[Data entries]
= = = = =

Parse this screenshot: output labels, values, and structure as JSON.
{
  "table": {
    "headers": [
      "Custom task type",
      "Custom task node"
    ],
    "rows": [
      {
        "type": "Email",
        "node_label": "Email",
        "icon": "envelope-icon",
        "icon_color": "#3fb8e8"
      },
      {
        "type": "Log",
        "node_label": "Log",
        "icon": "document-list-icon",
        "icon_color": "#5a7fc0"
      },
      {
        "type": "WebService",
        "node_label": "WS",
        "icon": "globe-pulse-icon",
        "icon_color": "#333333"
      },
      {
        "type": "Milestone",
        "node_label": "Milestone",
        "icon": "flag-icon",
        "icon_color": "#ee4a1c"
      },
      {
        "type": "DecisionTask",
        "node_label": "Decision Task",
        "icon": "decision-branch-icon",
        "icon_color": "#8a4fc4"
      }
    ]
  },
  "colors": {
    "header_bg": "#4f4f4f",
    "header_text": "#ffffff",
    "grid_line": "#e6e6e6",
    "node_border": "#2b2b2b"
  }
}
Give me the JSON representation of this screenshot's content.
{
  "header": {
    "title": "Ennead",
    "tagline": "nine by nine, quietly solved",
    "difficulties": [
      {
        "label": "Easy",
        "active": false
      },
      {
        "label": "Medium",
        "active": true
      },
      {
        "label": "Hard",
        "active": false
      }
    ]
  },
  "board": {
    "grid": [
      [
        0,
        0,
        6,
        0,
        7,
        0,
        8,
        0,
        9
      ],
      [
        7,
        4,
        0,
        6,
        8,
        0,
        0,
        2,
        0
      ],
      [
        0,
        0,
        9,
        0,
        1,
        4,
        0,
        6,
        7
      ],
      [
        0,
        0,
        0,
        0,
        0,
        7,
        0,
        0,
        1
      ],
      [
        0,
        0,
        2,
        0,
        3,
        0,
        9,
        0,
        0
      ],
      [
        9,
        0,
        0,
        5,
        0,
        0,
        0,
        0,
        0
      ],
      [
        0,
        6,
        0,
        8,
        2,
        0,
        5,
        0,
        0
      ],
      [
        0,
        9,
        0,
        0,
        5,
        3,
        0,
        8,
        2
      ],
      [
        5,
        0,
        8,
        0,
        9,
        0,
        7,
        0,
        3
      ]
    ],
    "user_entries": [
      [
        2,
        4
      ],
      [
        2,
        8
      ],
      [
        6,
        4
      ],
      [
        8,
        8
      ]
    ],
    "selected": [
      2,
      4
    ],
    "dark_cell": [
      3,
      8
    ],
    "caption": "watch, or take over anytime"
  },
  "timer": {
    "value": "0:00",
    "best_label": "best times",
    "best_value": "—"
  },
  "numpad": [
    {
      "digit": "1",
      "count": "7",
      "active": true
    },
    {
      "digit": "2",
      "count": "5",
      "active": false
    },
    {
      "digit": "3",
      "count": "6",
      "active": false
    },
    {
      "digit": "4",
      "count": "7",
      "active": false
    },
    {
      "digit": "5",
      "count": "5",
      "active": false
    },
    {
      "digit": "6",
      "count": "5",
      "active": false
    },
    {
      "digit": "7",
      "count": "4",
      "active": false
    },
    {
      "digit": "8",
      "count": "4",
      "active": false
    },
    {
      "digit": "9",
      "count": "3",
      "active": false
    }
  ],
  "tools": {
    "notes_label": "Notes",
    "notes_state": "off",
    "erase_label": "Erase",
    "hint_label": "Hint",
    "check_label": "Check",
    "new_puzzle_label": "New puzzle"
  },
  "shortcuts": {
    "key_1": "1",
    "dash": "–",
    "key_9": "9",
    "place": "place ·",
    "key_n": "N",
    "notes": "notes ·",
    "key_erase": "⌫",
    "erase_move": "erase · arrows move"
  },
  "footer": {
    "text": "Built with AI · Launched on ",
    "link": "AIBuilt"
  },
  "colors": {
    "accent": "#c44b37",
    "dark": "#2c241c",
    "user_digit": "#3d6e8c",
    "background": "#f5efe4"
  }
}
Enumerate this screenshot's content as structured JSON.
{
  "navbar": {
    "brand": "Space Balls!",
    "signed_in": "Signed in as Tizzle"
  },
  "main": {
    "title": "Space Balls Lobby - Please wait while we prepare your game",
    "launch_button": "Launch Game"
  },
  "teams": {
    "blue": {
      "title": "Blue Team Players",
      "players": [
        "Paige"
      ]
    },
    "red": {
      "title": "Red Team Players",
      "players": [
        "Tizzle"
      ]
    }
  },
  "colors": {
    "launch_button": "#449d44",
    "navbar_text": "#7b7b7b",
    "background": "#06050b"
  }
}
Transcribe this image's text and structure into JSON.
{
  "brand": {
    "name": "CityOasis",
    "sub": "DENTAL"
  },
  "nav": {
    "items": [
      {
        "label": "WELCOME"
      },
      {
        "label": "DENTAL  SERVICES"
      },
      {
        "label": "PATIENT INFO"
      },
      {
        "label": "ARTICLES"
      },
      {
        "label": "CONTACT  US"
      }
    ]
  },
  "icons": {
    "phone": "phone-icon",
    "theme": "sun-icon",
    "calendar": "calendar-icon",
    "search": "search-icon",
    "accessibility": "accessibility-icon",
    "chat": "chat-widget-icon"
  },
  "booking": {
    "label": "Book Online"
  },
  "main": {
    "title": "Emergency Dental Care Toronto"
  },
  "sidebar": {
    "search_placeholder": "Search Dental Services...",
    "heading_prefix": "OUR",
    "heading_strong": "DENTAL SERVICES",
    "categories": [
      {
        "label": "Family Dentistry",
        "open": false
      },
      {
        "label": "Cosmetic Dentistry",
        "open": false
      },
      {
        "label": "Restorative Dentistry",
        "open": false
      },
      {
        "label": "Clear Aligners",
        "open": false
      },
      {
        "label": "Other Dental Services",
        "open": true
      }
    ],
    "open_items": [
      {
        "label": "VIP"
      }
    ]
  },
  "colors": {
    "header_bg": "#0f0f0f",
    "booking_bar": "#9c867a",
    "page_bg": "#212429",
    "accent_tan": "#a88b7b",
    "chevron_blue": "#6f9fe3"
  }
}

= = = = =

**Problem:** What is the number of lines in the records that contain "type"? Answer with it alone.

**Result for this exercise:** 6